     in reporting admissions, and to actively work with the nursing homes
     to obtain timely reports.

 Department Comment

 We concur with this recommendation and are in    ':eamentwith the GAO that
 the timeliness and quality of reporting infor,    ,n can end should be
 improved.

 Form SSA-8150, "Repecting Events--SSI," recently revised and now
                                                                  being
printed, provides or the reporting of any evert affecting eligibility
or payments and contains specific questions concerning admissions
                                                                   to and
discharges froi nursing homes and other institutions. This form
                                                                  covers
a wider range o circumstances than the model form included in GAO's
report and, thus, should be more effective as an information gathering
mechanism. The district offices will be requ.red to supply these
                                                                   forms
with instructions for completing them to institutions in their
                                                                service
areas.
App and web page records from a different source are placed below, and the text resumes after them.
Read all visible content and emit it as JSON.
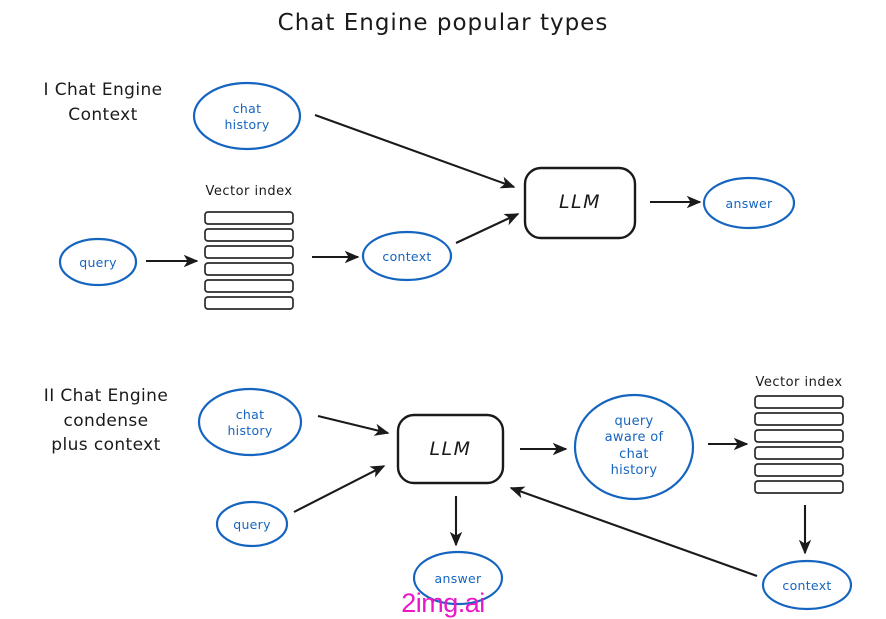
{
  "title": "Chat Engine popular types",
  "watermark": "2img.ai",
  "colors": {
    "node_stroke": "#1565c0",
    "node_text": "#1565c0",
    "ink": "#1a1a1a",
    "watermark": "#ea18c6",
    "background": "#ffffff"
  },
  "sections": [
    {
      "id": "section-1",
      "label_lines": [
        "I Chat Engine",
        "Context"
      ],
      "nodes": [
        {
          "id": "chat-history",
          "label_lines": [
            "chat",
            "history"
          ],
          "shape": "ellipse"
        },
        {
          "id": "query",
          "label_lines": [
            "query"
          ],
          "shape": "ellipse"
        },
        {
          "id": "context",
          "label_lines": [
            "context"
          ],
          "shape": "ellipse"
        },
        {
          "id": "llm",
          "label_lines": [
            "LLM"
          ],
          "shape": "rounded-rect"
        },
        {
          "id": "answer",
          "label_lines": [
            "answer"
          ],
          "shape": "ellipse"
        },
        {
          "id": "vector-index",
          "label_lines": [
            "Vector index"
          ],
          "shape": "stack",
          "rows": 6
        }
      ],
      "edges": [
        {
          "from": "chat-history",
          "to": "llm"
        },
        {
          "from": "query",
          "to": "vector-index"
        },
        {
          "from": "vector-index",
          "to": "context"
        },
        {
          "from": "context",
          "to": "llm"
        },
        {
          "from": "llm",
          "to": "answer"
        }
      ]
    },
    {
      "id": "section-2",
      "label_lines": [
        "II Chat Engine",
        "condense",
        "plus context"
      ],
      "nodes": [
        {
          "id": "chat-history-2",
          "label_lines": [
            "chat",
            "history"
          ],
          "shape": "ellipse"
        },
        {
          "id": "query-2",
          "label_lines": [
            "query"
          ],
          "shape": "ellipse"
        },
        {
          "id": "llm-2",
          "label_lines": [
            "LLM"
          ],
          "shape": "rounded-rect"
        },
        {
          "id": "query-aware",
          "label_lines": [
            "query",
            "aware of",
            "chat",
            "history"
          ],
          "shape": "ellipse"
        },
        {
          "id": "vector-index-2",
          "label_lines": [
            "Vector index"
          ],
          "shape": "stack",
          "rows": 6
        },
        {
          "id": "answer-2",
          "label_lines": [
            "answer"
          ],
          "shape": "ellipse"
        },
        {
          "id": "context-2",
          "label_lines": [
            "context"
          ],
          "shape": "ellipse"
        }
      ],
      "edges": [
        {
          "from": "chat-history-2",
          "to": "llm-2"
        },
        {
          "from": "query-2",
          "to": "llm-2"
        },
        {
          "from": "llm-2",
          "to": "query-aware"
        },
        {
          "from": "query-aware",
          "to": "vector-index-2"
        },
        {
          "from": "vector-index-2",
          "to": "context-2"
        },
        {
          "from": "context-2",
          "to": "llm-2"
        },
        {
          "from": "llm-2",
          "to": "answer-2"
        }
      ]
    }
  ],
  "labels": {
    "section1": {
      "line1": "I Chat Engine",
      "line2": "Context",
      "chat_history_1": "chat",
      "chat_history_2": "history",
      "query": "query",
      "vector_index": "Vector index",
      "context": "context",
      "llm": "LLM",
      "answer": "answer"
    },
    "section2": {
      "line1": "II Chat Engine",
      "line2": "condense",
      "line3": "plus context",
      "chat_history_1": "chat",
      "chat_history_2": "history",
      "query": "query",
      "llm": "LLM",
      "query_aware_1": "query",
      "query_aware_2": "aware of",
      "query_aware_3": "chat",
      "query_aware_4": "history",
      "vector_index": "Vector index",
      "answer": "answer",
      "context": "context"
    }
  }
}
The use of this form on a national basis together with the instruction
and training to be provided to district and Regional office personnel
should lead to significant improvement in quality and timeliness
                                                                 of
reporting.

GAO Recommendation

    That the Secretary, HEW, direct the Administrator of the Health
                                                                     Care
    Financing Administration (HCFA) to have the States establish procedures
    requiring nursing homes participating in the Medicaid program to
                                                                      report
    the admission of Supplemental Security Income (SSI) recipients to
                                                                       the
    Social Security Administration district offices in a timely manner.

Department Comment

We concur in principle wit. the GAO recommendation and will require
                                                                    the States
under the provisions of 45 CF! 250.21 to have all nursing homes
                                                                participating
in the Medicaid program report 11l SSI admissions to the single
                                                                State agency.
Under the provisions of 45 CFR 205.60(a)(2), HCFA will require
                                                               the single
State agency to report monthly such information to the SSI Regional
                                                                    Office.




                                   14
APPENDIX II                                                APPENDIX II



          PRINCIPAL OFFICIALS OF-THEDEPARTMENT OF

                HEALTH-EDUCATION    -AND   WELFARE

                 RESPONSIBLE FOR-ADMINISTERING
              ACTIVITIES-DISCUSSED-IN THIS -REPORT

                                             --Tenure of office--
                                                  From           To
SECRETARY OF HEALTH, EDUCATION,
  AND WELFARE:
     Joseph A. Califano, Jr.               Jan.     1977   Present
     David Mathews                         Aug.     1975   Jan. 1977
     Caspar W. Weinberger                  Feb.     1973   Aug.  1975
COMMISSIONER OF SOCIAL SECURITY:
     James B. Cardwell                     Sept. 1973      Present
ADMINISTRATOR, HEALTH CARE
  FINANCING ADMINISTRATION:
     Don I. Wortman (acting)               Mar.    1977    Present
ADMINISTRATOR, SOCIAL AND
  REHABILITATION SERVICE:
     Don I. Wortman (acting)               Jan.    1977 a/Mar.   1977
     Robert Fulton                         June    1976   Jan.   1977
     Don I. Wortman (acting)               Jan.    1976   June   1976
     John A. Svahn (acting)                June    1975   Jan.   1976
     James S. Dwight, Jr.                  June    1973   June   1975



a/The administrative responsibility for the Medicaid program
  was transferred from the Social and Rehabilitation Service
  to a new Health Care Financing Administration on March 8,
  1977.




                               15